§ Work request: Look through the data below and return each line where "content" appears.
[Given information]
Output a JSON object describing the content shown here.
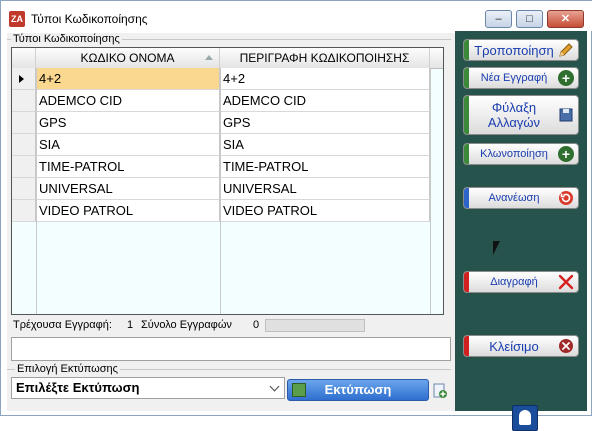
{
  "window": {
    "title": "Τύποι Κωδικοποίησης",
    "app_icon_text": "ZA",
    "controls": {
      "min": "–",
      "max": "□",
      "close": "✕"
    }
  },
  "group": {
    "label": "Τύποι Κωδικοποίησης"
  },
  "grid": {
    "columns": [
      "ΚΩΔΙΚΟ ΟΝΟΜΑ",
      "ΠΕΡΙΓΡΑΦΗ ΚΩΔΙΚΟΠΟΙΗΣΗΣ"
    ],
    "rows": [
      [
        "4+2",
        "4+2"
      ],
      [
        "ADEMCO CID",
        "ADEMCO CID"
      ],
      [
        "GPS",
        "GPS"
      ],
      [
        "SIA",
        "SIA"
      ],
      [
        "TIME-PATROL",
        "TIME-PATROL"
      ],
      [
        "UNIVERSAL",
        "UNIVERSAL"
      ],
      [
        "VIDEO PATROL",
        "VIDEO PATROL"
      ]
    ],
    "selected_row": 0,
    "selected_color": "#fbd88f",
    "background_color": "#f2feff"
  },
  "status": {
    "current_label": "Τρέχουσα Εγγραφή:",
    "current_value": "1",
    "total_label": "Σύνολο Εγγραφών",
    "total_value": "0"
  },
  "print": {
    "group_label": "Επιλογή Εκτύπωσης",
    "select_value": "Επιλέξτε Εκτύπωση",
    "button_label": "Εκτύπωση"
  },
  "sidebar": {
    "background_color": "#26544d",
    "buttons": [
      {
        "label": "Τροποποίηση",
        "accent": "#3a8a3a",
        "icon": "pencil-icon"
      },
      {
        "label": "Νέα Εγγραφή",
        "accent": "#3a8a3a",
        "icon": "plus-icon"
      },
      {
        "label": "Φύλαξη Αλλαγών",
        "accent": "#3a8a3a",
        "icon": "save-icon"
      },
      {
        "label": "Κλωνοποίηση",
        "accent": "#3a8a3a",
        "icon": "plus-icon"
      },
      {
        "label": "Ανανέωση",
        "accent": "#2d64c8",
        "icon": "refresh-icon"
      },
      {
        "label": "Διαγραφή",
        "accent": "#d02020",
        "icon": "delete-x-icon"
      },
      {
        "label": "Κλείσιμο",
        "accent": "#d02020",
        "icon": "close-circle-icon"
      }
    ]
  }
}
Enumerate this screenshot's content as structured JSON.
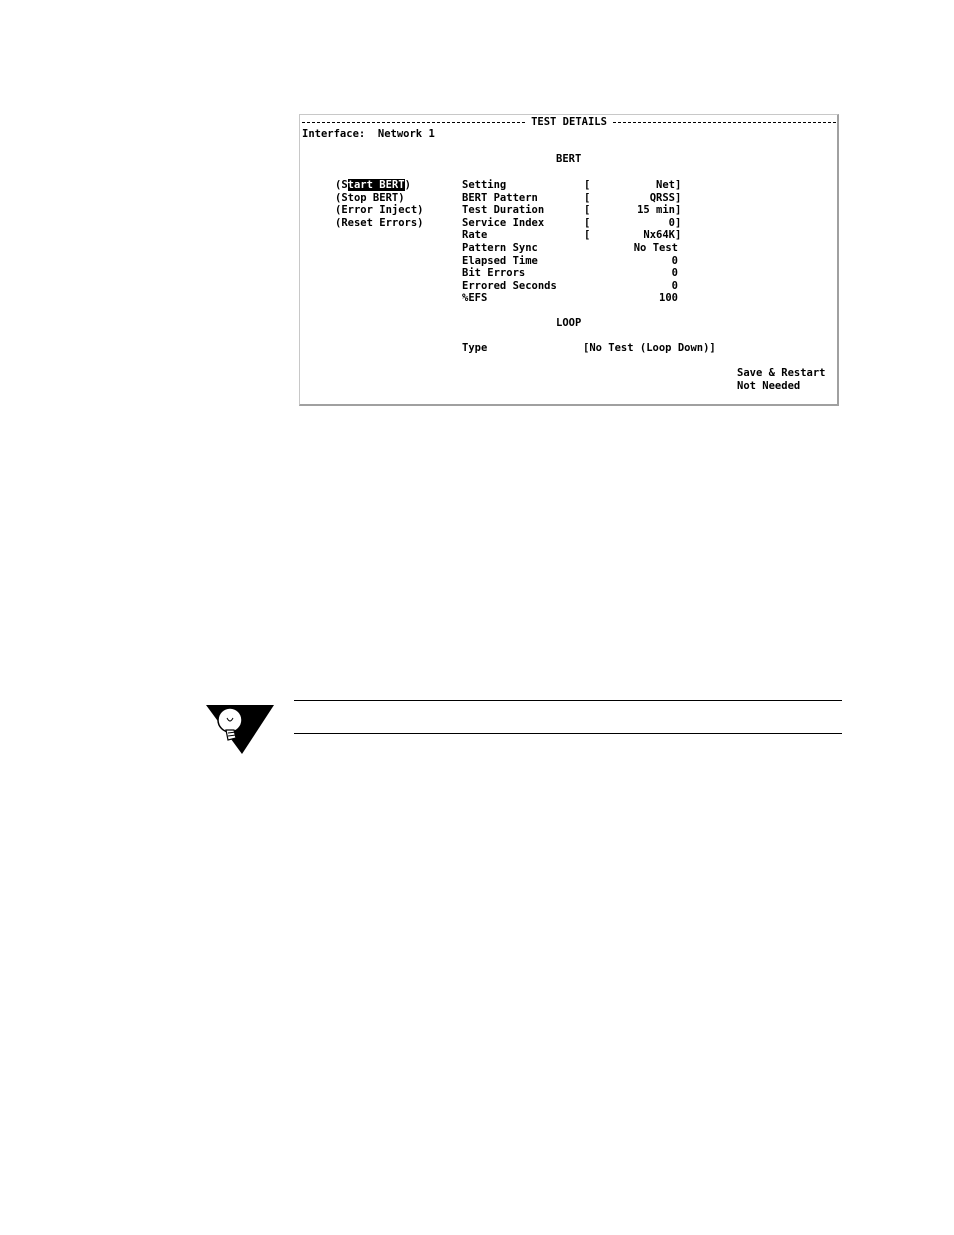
{
  "terminal": {
    "header_title": "TEST DETAILS",
    "interface_label": "Interface:",
    "interface_value": "Network 1",
    "bert_section": "BERT",
    "loop_section": "LOOP",
    "commands": [
      {
        "prefix": "(S",
        "highlight": "tart BERT",
        "suffix": ")"
      },
      {
        "prefix": "(Stop BERT)",
        "highlight": "",
        "suffix": ""
      },
      {
        "prefix": "(Error Inject)",
        "highlight": "",
        "suffix": ""
      },
      {
        "prefix": "(Reset Errors)",
        "highlight": "",
        "suffix": ""
      }
    ],
    "fields": [
      {
        "label": "Setting",
        "value": "Net",
        "editable": true
      },
      {
        "label": "BERT Pattern",
        "value": "QRSS",
        "editable": true
      },
      {
        "label": "Test Duration",
        "value": "15 min",
        "editable": true
      },
      {
        "label": "Service Index",
        "value": "0",
        "editable": true
      },
      {
        "label": "Rate",
        "value": "Nx64K",
        "editable": true
      },
      {
        "label": "Pattern Sync",
        "value": "No Test",
        "editable": false
      },
      {
        "label": "Elapsed Time",
        "value": "0",
        "editable": false
      },
      {
        "label": "Bit Errors",
        "value": "0",
        "editable": false
      },
      {
        "label": "Errored Seconds",
        "value": "0",
        "editable": false
      },
      {
        "label": "%EFS",
        "value": "100",
        "editable": false
      }
    ],
    "loop_type_label": "Type",
    "loop_type_value": "[No Test (Loop Down)]",
    "save_restart_line1": "Save & Restart",
    "save_restart_line2": "Not Needed"
  },
  "note_icon": "lightbulb-note-icon"
}
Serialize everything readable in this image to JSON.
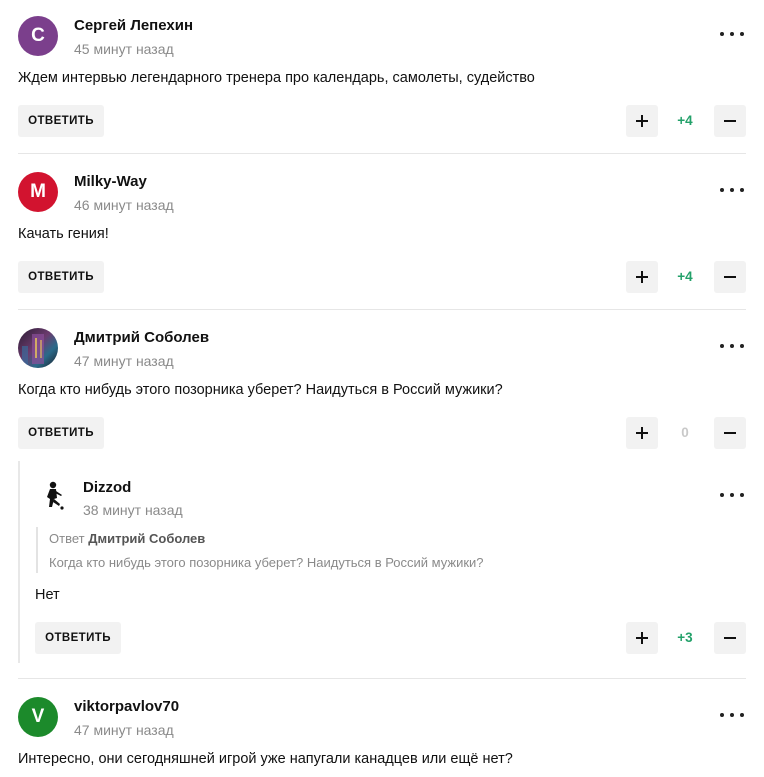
{
  "labels": {
    "reply": "ОТВЕТИТЬ",
    "quote_prefix": "Ответ"
  },
  "colors": {
    "positive": "#23a16a",
    "neutral": "#c9c9c9",
    "button_bg": "#f2f2f2"
  },
  "comments": [
    {
      "author": "Сергей Лепехин",
      "avatar_letter": "С",
      "avatar_color": "#7b3f8c",
      "time": "45 минут назад",
      "text": "Ждем интервью легендарного тренера про календарь, самолеты, судейство",
      "score": "+4"
    },
    {
      "author": "Milky-Way",
      "avatar_letter": "M",
      "avatar_color": "#d2132f",
      "time": "46 минут назад",
      "text": "Качать гения!",
      "score": "+4"
    },
    {
      "author": "Дмитрий Соболев",
      "avatar_letter": "",
      "avatar_color": "#3a2a3f",
      "time": "47 минут назад",
      "text": "Когда кто нибудь этого позорника уберет? Наидуться в Россий мужики?",
      "score": "0"
    },
    {
      "author": "Dizzod",
      "avatar_letter": "",
      "avatar_color": "#ffffff",
      "time": "38 минут назад",
      "quote_author": "Дмитрий Соболев",
      "quote_text": "Когда кто нибудь этого позорника уберет? Наидуться в Россий мужики?",
      "text": "Нет",
      "score": "+3"
    },
    {
      "author": "viktorpavlov70",
      "avatar_letter": "V",
      "avatar_color": "#1c8a2b",
      "time": "47 минут назад",
      "text": "Интересно, они сегодняшней игрой уже напугали канадцев или ещё нет?",
      "score": ""
    }
  ]
}
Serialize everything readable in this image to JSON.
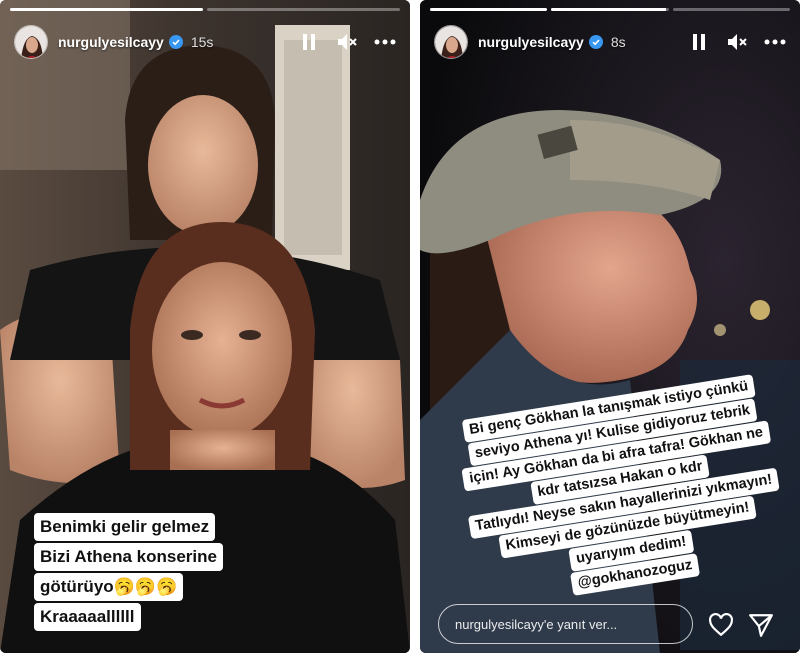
{
  "stories": [
    {
      "username": "nurgulyesilcayy",
      "time": "15s",
      "progress": [
        1.0,
        0.0
      ],
      "caption_lines": [
        "Benimki gelir gelmez",
        "Bizi Athena konserine",
        "götürüyo",
        "Kraaaaallllll"
      ],
      "emoji_after_line_3": "🥱🥱🥱"
    },
    {
      "username": "nurgulyesilcayy",
      "time": "8s",
      "progress": [
        1.0,
        0.98,
        0.0
      ],
      "caption_lines": [
        "Bi genç Gökhan la tanışmak istiyo çünkü",
        "seviyo Athena yı! Kulise gidiyoruz tebrik",
        "için! Ay Gökhan da bi afra tafra! Gökhan ne",
        "kdr tatsızsa Hakan o kdr",
        "Tatlıydı! Neyse sakın hayallerinizi yıkmayın!",
        "Kimseyi de gözünüzde büyütmeyin!",
        "uyarıyım dedim!",
        "@gokhanozoguz"
      ],
      "reply_placeholder": "nurgulyesilcayy'e yanıt ver..."
    }
  ],
  "icons": {
    "pause": "pause-icon",
    "mute": "speaker-muted-icon",
    "more": "more-horizontal-icon",
    "verified": "verified-badge-icon",
    "heart": "heart-icon",
    "share": "send-icon"
  },
  "colors": {
    "verified_blue": "#3897f0",
    "caption_bg": "#ffffff",
    "caption_text": "#111111"
  }
}
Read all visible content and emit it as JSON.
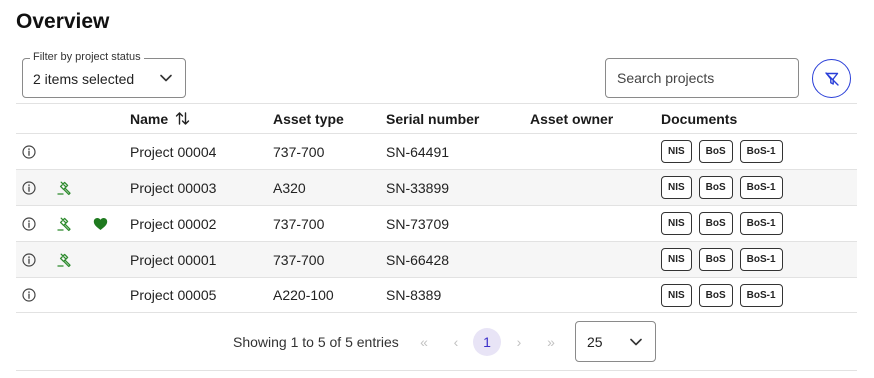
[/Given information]
§ Response below:
Output a JSON object describing the content shown here.
Enumerate this screenshot's content as structured JSON.
Read all visible content and emit it as JSON.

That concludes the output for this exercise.